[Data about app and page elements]
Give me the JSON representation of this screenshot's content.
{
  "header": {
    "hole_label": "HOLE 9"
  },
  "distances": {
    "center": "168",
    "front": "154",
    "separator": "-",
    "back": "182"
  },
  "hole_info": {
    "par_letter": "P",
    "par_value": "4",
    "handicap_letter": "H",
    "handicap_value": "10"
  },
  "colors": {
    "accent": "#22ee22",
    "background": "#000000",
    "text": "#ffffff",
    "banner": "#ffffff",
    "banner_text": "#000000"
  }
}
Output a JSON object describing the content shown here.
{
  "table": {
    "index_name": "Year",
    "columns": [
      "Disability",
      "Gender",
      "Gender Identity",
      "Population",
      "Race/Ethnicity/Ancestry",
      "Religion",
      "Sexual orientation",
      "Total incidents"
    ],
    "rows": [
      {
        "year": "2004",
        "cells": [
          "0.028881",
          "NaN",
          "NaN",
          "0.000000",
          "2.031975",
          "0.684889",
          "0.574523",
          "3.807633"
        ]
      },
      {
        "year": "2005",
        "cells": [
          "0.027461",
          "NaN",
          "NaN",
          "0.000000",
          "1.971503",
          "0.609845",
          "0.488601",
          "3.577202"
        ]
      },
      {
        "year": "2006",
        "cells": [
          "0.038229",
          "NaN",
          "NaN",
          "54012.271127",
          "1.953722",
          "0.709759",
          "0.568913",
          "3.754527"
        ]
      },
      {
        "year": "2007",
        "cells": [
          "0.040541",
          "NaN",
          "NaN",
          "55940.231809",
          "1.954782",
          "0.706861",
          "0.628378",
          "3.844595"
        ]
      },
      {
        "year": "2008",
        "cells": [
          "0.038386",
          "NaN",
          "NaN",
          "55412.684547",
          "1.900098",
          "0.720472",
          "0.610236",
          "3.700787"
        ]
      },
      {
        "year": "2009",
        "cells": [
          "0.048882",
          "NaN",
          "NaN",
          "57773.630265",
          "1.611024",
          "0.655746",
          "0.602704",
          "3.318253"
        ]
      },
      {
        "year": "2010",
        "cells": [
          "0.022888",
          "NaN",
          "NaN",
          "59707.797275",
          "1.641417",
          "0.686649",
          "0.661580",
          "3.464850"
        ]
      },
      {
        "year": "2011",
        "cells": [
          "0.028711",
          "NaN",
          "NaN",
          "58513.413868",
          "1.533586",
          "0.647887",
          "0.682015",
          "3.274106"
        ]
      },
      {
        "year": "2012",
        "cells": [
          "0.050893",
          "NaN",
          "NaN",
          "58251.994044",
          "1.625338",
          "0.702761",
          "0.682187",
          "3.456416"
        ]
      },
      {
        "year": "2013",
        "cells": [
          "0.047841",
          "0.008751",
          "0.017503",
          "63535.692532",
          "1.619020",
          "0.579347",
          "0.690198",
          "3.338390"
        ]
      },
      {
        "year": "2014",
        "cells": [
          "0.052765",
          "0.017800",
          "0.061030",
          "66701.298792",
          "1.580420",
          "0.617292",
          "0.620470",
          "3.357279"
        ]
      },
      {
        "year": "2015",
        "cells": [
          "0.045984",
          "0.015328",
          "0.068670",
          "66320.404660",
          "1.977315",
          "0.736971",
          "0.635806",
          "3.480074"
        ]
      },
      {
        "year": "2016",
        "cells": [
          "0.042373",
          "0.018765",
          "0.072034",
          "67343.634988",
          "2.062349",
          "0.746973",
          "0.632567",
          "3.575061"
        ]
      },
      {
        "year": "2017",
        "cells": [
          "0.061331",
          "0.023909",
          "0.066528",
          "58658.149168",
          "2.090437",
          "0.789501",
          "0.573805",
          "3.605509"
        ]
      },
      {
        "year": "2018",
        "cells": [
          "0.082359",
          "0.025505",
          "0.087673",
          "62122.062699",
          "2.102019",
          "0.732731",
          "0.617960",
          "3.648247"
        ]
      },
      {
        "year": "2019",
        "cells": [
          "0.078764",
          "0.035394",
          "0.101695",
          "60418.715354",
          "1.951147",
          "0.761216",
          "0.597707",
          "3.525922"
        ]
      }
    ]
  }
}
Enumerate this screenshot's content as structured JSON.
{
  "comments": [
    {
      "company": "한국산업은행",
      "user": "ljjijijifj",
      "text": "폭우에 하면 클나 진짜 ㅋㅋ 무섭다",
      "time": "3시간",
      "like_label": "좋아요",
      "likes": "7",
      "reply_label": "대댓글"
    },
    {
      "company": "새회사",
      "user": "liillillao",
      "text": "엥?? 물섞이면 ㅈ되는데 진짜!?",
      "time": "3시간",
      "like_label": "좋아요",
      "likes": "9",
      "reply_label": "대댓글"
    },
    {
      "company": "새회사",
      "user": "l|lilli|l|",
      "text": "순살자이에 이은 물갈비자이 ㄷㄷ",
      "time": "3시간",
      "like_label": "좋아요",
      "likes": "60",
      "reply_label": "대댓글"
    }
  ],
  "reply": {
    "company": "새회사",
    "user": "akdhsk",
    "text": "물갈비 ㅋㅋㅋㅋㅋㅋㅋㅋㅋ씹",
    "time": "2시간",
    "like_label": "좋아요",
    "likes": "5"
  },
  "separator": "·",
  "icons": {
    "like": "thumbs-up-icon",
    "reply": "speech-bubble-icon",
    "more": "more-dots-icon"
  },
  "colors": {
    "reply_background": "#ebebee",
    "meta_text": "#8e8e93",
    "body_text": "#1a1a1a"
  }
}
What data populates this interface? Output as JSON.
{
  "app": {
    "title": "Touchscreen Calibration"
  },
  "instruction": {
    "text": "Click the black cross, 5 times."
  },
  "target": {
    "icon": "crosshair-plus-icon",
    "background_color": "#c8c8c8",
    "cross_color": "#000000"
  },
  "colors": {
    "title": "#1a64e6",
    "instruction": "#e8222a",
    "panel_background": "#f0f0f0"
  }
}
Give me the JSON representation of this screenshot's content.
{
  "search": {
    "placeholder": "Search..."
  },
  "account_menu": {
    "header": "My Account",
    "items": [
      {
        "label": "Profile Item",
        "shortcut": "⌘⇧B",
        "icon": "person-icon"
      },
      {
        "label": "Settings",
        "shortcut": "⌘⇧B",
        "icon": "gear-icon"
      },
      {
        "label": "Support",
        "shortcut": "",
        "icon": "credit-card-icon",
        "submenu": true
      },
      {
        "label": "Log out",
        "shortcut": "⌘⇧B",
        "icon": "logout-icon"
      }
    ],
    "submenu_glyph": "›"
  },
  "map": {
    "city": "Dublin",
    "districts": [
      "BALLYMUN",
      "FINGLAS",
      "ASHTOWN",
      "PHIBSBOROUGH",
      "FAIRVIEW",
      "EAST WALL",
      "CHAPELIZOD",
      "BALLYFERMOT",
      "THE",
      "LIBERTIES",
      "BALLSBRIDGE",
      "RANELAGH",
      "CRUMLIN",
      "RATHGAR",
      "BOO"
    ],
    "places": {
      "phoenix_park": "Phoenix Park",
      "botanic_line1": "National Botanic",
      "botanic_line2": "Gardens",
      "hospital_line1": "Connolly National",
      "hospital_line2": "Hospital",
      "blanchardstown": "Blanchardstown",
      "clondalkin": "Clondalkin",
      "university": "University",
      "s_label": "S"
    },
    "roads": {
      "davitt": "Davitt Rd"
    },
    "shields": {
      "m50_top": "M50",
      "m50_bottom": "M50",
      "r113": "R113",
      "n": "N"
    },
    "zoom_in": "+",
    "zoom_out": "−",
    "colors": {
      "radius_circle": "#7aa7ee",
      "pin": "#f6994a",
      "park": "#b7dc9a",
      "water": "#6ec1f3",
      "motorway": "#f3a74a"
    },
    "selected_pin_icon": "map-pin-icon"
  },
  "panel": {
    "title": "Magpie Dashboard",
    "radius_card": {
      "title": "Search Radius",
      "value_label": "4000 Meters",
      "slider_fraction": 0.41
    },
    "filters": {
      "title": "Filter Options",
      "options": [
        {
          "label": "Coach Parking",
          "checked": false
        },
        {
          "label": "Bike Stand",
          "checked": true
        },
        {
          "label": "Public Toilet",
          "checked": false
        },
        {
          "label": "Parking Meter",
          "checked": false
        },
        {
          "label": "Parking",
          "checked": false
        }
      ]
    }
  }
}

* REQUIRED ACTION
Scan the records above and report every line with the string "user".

* ANSWER FOR THE TASK
      "user": "ljjijijifj",
      "user": "liillillao",
      "user": "l|lilli|l|",
    "user": "akdhsk",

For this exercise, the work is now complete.